**EXERCISE AIM:**
Show each line of the records below where the word "initials" occurs.

**DATA FOR THIS TASK:**
★ ★ ★

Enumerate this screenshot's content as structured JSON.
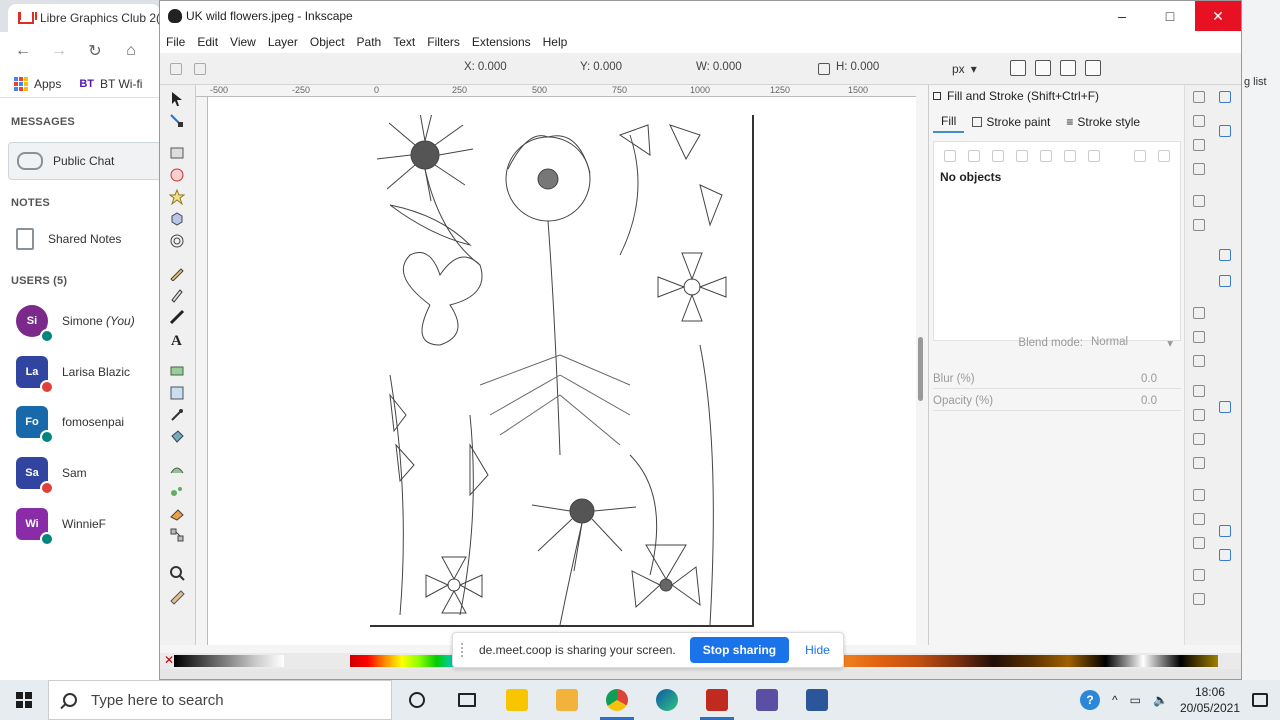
{
  "browser": {
    "tab_title": "Libre Graphics Club 2(",
    "bookmarks": [
      {
        "label": "Apps"
      },
      {
        "label": "BT Wi-fi",
        "badge": "BT"
      }
    ],
    "right_edge_text": "g list"
  },
  "sidebar": {
    "messages_heading": "MESSAGES",
    "public_chat": "Public Chat",
    "notes_heading": "NOTES",
    "shared_notes": "Shared Notes",
    "users_heading": "USERS (5)",
    "users": [
      {
        "initials": "Si",
        "name": "Simone",
        "suffix": "(You)",
        "color": "#7b2a8c",
        "badge_color": "#00857c"
      },
      {
        "initials": "La",
        "name": "Larisa Blazic",
        "suffix": "",
        "color": "#3145a0",
        "badge_color": "#e0403a"
      },
      {
        "initials": "Fo",
        "name": "fomosenpai",
        "suffix": "",
        "color": "#1769aa",
        "badge_color": "#00857c"
      },
      {
        "initials": "Sa",
        "name": "Sam",
        "suffix": "",
        "color": "#3145a0",
        "badge_color": "#e0403a"
      },
      {
        "initials": "Wi",
        "name": "WinnieF",
        "suffix": "",
        "color": "#8a2ba8",
        "badge_color": "#00857c"
      }
    ]
  },
  "inkscape": {
    "title": "UK wild flowers.jpeg - Inkscape",
    "menu": [
      "File",
      "Edit",
      "View",
      "Layer",
      "Object",
      "Path",
      "Text",
      "Filters",
      "Extensions",
      "Help"
    ],
    "toolbar": {
      "x_label": "X:",
      "x_value": "0.000",
      "y_label": "Y:",
      "y_value": "0.000",
      "w_label": "W:",
      "w_value": "0.000",
      "h_label": "H:",
      "h_value": "0.000",
      "unit": "px"
    },
    "ruler_labels": [
      "-500",
      "-250",
      "0",
      "250",
      "500",
      "750",
      "1000",
      "1250",
      "1500"
    ],
    "fill_stroke": {
      "title": "Fill and Stroke (Shift+Ctrl+F)",
      "tabs": [
        "Fill",
        "Stroke paint",
        "Stroke style"
      ],
      "message": "No objects",
      "blend_label": "Blend mode:",
      "blend_value": "Normal",
      "blur_label": "Blur (%)",
      "blur_value": "0.0",
      "opacity_label": "Opacity (%)",
      "opacity_value": "0.0"
    }
  },
  "share": {
    "message": "de.meet.coop is sharing your screen.",
    "stop_label": "Stop sharing",
    "hide_label": "Hide"
  },
  "taskbar": {
    "search_placeholder": "Type here to search",
    "time": "18:06",
    "date": "20/05/2021"
  }
}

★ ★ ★

**FINISHED EXERCISE:**
        "initials": "Si",
        "initials": "La",
        "initials": "Fo",
        "initials": "Sa",
        "initials": "Wi",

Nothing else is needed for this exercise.